Wallace describes how each city is turning itself into a data treasure trove and using new technologies. Let’s look at a few:
Turning old phone booths into WiFi hot spots (NYC);
All household waste is sucked directly from individual kitchens through a vast underground network of tunnels, to waste processing centers, where it is automatically sorted, deodorized and treated. (Songdo, South Korea);
Wi-Fi provides city communities with hot spots that promote city services such as water meters, leak sensors, parking meter and other city services to operate on the same secure government network. (Dallas); and
There are no light switches or water taps in the city; movement sensors control lighting and water to cut electricity and water consumption by 51 and 55% respectively. (Masdar, UAE).
These initiatives are amazing. Think about what Masdar is doing. It’s like an automatic, energy-saving Clapper (“clap on, clap off”). Consider their savings and what it would mean for energy consumption if such a program were implemented to the extent possible around the world. Wow. There’s certain to be an enterprise wrapped around this as we speak. So . . . which of you will be the first to sit on a bench at the edge of a park and use a nearby phone booth across the street as your hot spot? That’s pretty cool.
Richard Boire at the Smart Data Collective poses the following question: The Demise of the Data Scientist: Heresy or Fact? The CEO of Williams-Sonoma certainly has an opinion.
Boire comments on an article by an “IT leader of a well-respected U.S. organization” whom he doesn’t name. Boire writes of this apparition:
[The author] hypothesized that data scientists will in the future become like switchboard operators: obsolete. The primary reason for this declining demand according to the author was that increased automation and operationalization of business processes will not require the technical skills of the data scientist.
Boire takes the contrary position:
With Big Data and big data analytics, the need for analytics and more customized type solutions is experiencing exponential growth. Methods and approaches in employing analytics need to be quicker and more flexible which require IT support for more operationalization and automation. This does not replace the data scientist.
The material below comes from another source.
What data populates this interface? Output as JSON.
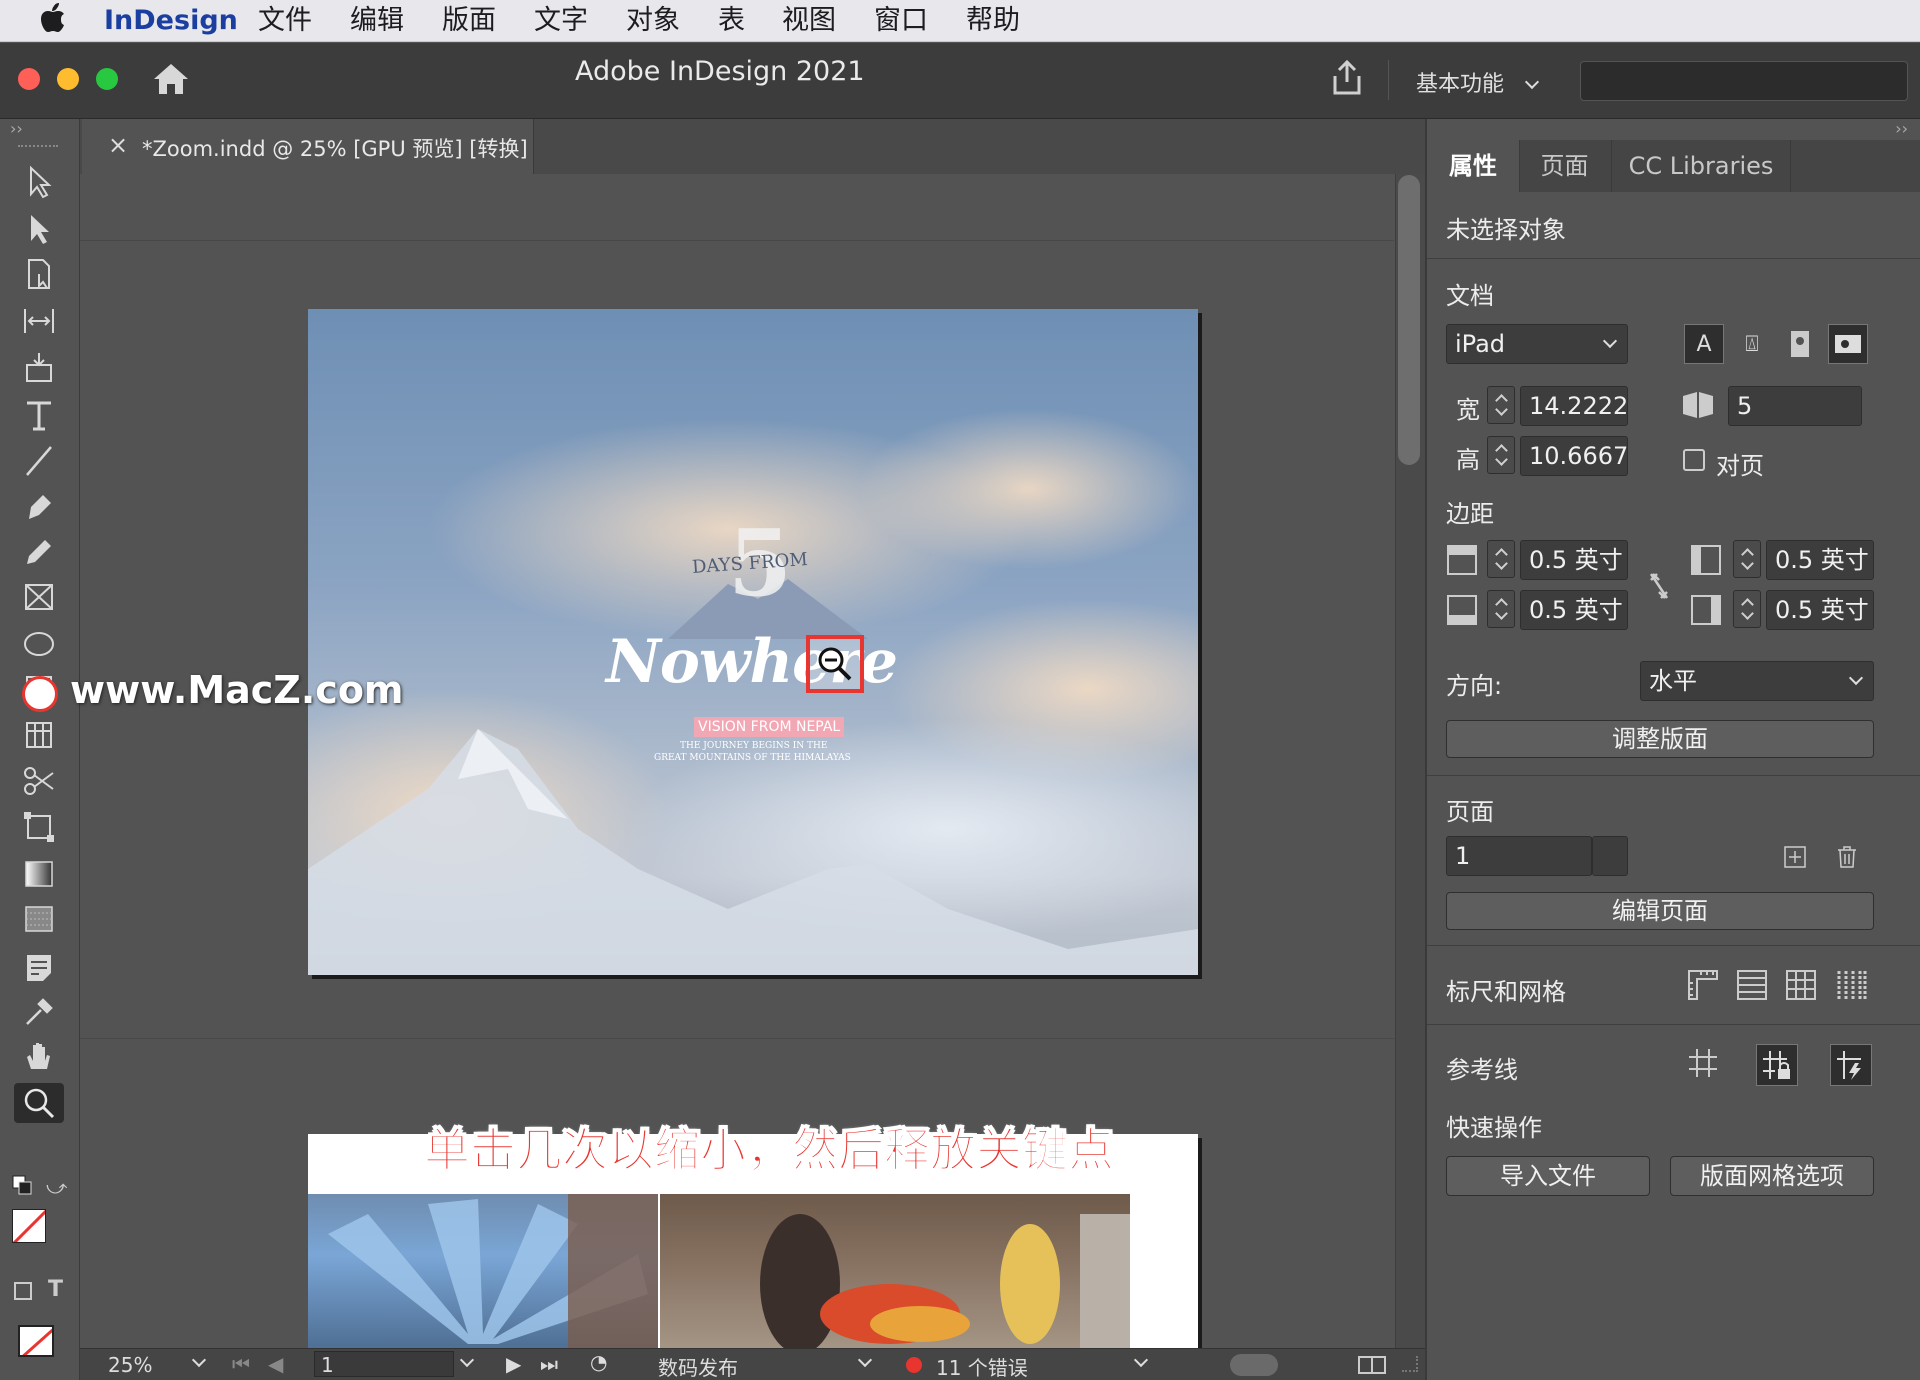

We can leave the automatization debate primarily to the Quants. But I do think they ignore the fact that data science is also an inherently human endeavor. Thomas Davenport, for example, argues that both creativity and instinct are essential to interpreting data. This is especially true when an executive’s intuition may display a lack of data science understanding. He writes in Keeping Up With The Quants: “The goal, then, is to make analytical decisions while preserving the role of the executive’s gut.” That battle-tested gut can be critical to evaluating even a data-driving initiative. There’s more great, related content: The September issue of Harvard Business Review has an article by Laura Alber, CEO of Williams-Sonoma for the past four years. (The article is gated.) She describes the creativity found in Williams-Sonoma’s headquarters in San Francisco, as well the “data analysts crunching numbers, building models, and analyzing reports.” She continues:
If Williams-Sonoma has a “secret sauce,” it is these teams working together in remarkable alignment to develop and execute our strategy and tactical priorities. In my 19 years at the company and four as CEO, I’ve found that the very best solutions arise from a willingness to blend art with science, ideas with data, and instinct with analysis.